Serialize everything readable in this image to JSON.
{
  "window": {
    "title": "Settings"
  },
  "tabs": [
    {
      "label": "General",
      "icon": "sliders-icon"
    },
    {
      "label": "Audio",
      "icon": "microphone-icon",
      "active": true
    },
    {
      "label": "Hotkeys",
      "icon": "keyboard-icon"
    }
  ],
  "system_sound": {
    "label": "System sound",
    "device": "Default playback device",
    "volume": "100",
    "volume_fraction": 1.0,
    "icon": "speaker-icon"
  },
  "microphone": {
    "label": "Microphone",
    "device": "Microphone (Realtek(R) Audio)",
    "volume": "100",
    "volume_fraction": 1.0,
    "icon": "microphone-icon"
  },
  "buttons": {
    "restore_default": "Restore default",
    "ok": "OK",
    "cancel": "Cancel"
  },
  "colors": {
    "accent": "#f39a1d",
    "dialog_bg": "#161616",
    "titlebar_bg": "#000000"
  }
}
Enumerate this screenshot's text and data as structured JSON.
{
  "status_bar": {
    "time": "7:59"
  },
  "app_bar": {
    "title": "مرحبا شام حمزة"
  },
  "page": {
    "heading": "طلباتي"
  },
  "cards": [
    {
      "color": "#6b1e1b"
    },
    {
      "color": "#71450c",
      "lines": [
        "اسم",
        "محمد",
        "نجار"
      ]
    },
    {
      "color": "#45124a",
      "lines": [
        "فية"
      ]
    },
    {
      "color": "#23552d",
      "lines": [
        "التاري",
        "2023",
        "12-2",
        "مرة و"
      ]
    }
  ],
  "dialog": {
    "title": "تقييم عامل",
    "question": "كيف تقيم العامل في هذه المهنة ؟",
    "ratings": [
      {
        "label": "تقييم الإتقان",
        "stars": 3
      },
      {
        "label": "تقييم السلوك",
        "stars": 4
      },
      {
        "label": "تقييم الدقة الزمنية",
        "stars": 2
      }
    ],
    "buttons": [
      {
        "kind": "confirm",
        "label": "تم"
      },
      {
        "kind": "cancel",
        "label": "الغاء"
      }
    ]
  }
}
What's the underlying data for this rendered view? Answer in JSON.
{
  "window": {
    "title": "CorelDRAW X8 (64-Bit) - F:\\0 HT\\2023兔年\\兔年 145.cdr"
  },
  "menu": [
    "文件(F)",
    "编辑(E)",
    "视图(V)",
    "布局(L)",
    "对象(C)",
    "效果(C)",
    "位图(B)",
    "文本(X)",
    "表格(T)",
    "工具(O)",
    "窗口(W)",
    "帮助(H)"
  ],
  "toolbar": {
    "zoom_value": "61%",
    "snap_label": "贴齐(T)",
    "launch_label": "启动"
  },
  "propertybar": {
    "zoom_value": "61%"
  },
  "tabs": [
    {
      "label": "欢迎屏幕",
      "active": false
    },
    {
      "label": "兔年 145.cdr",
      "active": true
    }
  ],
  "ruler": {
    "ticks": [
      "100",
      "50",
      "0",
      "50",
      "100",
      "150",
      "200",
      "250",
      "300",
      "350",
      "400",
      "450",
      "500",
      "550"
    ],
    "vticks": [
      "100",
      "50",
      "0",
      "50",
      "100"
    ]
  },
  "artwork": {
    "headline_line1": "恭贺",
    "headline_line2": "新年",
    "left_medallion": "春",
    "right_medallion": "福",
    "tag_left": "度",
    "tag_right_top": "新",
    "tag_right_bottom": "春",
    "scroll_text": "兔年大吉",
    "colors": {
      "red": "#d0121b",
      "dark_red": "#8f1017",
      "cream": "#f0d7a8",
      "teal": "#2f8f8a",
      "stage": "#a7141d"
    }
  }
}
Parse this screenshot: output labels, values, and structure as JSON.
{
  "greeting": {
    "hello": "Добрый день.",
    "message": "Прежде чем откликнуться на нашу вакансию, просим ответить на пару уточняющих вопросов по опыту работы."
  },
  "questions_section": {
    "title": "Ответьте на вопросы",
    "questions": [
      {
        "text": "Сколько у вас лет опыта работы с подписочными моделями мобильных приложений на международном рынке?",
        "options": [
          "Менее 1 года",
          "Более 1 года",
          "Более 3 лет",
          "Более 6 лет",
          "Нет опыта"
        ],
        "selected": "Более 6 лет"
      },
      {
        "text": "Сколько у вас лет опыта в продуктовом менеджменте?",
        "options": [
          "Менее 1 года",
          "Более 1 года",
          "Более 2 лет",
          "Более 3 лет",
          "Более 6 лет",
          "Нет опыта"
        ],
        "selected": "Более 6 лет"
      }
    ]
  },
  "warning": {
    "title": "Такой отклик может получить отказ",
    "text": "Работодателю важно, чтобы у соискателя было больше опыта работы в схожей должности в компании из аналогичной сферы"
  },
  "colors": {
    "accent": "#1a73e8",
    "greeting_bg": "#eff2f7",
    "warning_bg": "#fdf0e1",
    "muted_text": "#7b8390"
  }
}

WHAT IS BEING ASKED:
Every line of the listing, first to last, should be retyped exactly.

EXERCISE SOLUTION:
Serialize everything readable in this image to JSON.
{
  "window": {
    "title": "Settings"
  },
  "tabs": [
    {
      "label": "General",
      "icon": "sliders-icon"
    },
    {
      "label": "Audio",
      "icon": "microphone-icon",
      "active": true
    },
    {
      "label": "Hotkeys",
      "icon": "keyboard-icon"
    }
  ],
  "system_sound": {
    "label": "System sound",
    "device": "Default playback device",
    "volume": "100",
    "volume_fraction": 1.0,
    "icon": "speaker-icon"
  },
  "microphone": {
    "label": "Microphone",
    "device": "Microphone (Realtek(R) Audio)",
    "volume": "100",
    "volume_fraction": 1.0,
    "icon": "microphone-icon"
  },
  "buttons": {
    "restore_default": "Restore default",
    "ok": "OK",
    "cancel": "Cancel"
  },
  "colors": {
    "accent": "#f39a1d",
    "dialog_bg": "#161616",
    "titlebar_bg": "#000000"
  }
}
Enumerate this screenshot's text and data as structured JSON.
{
  "status_bar": {
    "time": "7:59"
  },
  "app_bar": {
    "title": "مرحبا شام حمزة"
  },
  "page": {
    "heading": "طلباتي"
  },
  "cards": [
    {
      "color": "#6b1e1b"
    },
    {
      "color": "#71450c",
      "lines": [
        "اسم",
        "محمد",
        "نجار"
      ]
    },
    {
      "color": "#45124a",
      "lines": [
        "فية"
      ]
    },
    {
      "color": "#23552d",
      "lines": [
        "التاري",
        "2023",
        "12-2",
        "مرة و"
      ]
    }
  ],
  "dialog": {
    "title": "تقييم عامل",
    "question": "كيف تقيم العامل في هذه المهنة ؟",
    "ratings": [
      {
        "label": "تقييم الإتقان",
        "stars": 3
      },
      {
        "label": "تقييم السلوك",
        "stars": 4
      },
      {
        "label": "تقييم الدقة الزمنية",
        "stars": 2
      }
    ],
    "buttons": [
      {
        "kind": "confirm",
        "label": "تم"
      },
      {
        "kind": "cancel",
        "label": "الغاء"
      }
    ]
  }
}
What's the underlying data for this rendered view? Answer in JSON.
{
  "window": {
    "title": "CorelDRAW X8 (64-Bit) - F:\\0 HT\\2023兔年\\兔年 145.cdr"
  },
  "menu": [
    "文件(F)",
    "编辑(E)",
    "视图(V)",
    "布局(L)",
    "对象(C)",
    "效果(C)",
    "位图(B)",
    "文本(X)",
    "表格(T)",
    "工具(O)",
    "窗口(W)",
    "帮助(H)"
  ],
  "toolbar": {
    "zoom_value": "61%",
    "snap_label": "贴齐(T)",
    "launch_label": "启动"
  },
  "propertybar": {
    "zoom_value": "61%"
  },
  "tabs": [
    {
      "label": "欢迎屏幕",
      "active": false
    },
    {
      "label": "兔年 145.cdr",
      "active": true
    }
  ],
  "ruler": {
    "ticks": [
      "100",
      "50",
      "0",
      "50",
      "100",
      "150",
      "200",
      "250",
      "300",
      "350",
      "400",
      "450",
      "500",
      "550"
    ],
    "vticks": [
      "100",
      "50",
      "0",
      "50",
      "100"
    ]
  },
  "artwork": {
    "headline_line1": "恭贺",
    "headline_line2": "新年",
    "left_medallion": "春",
    "right_medallion": "福",
    "tag_left": "度",
    "tag_right_top": "新",
    "tag_right_bottom": "春",
    "scroll_text": "兔年大吉",
    "colors": {
      "red": "#d0121b",
      "dark_red": "#8f1017",
      "cream": "#f0d7a8",
      "teal": "#2f8f8a",
      "stage": "#a7141d"
    }
  }
}
Parse this screenshot: output labels, values, and structure as JSON.
{
  "greeting": {
    "hello": "Добрый день.",
    "message": "Прежде чем откликнуться на нашу вакансию, просим ответить на пару уточняющих вопросов по опыту работы."
  },
  "questions_section": {
    "title": "Ответьте на вопросы",
    "questions": [
      {
        "text": "Сколько у вас лет опыта работы с подписочными моделями мобильных приложений на международном рынке?",
        "options": [
          "Менее 1 года",
          "Более 1 года",
          "Более 3 лет",
          "Более 6 лет",
          "Нет опыта"
        ],
        "selected": "Более 6 лет"
      },
      {
        "text": "Сколько у вас лет опыта в продуктовом менеджменте?",
        "options": [
          "Менее 1 года",
          "Более 1 года",
          "Более 2 лет",
          "Более 3 лет",
          "Более 6 лет",
          "Нет опыта"
        ],
        "selected": "Более 6 лет"
      }
    ]
  },
  "warning": {
    "title": "Такой отклик может получить отказ",
    "text": "Работодателю важно, чтобы у соискателя было больше опыта работы в схожей должности в компании из аналогичной сферы"
  },
  "colors": {
    "accent": "#1a73e8",
    "greeting_bg": "#eff2f7",
    "warning_bg": "#fdf0e1",
    "muted_text": "#7b8390"
  }
}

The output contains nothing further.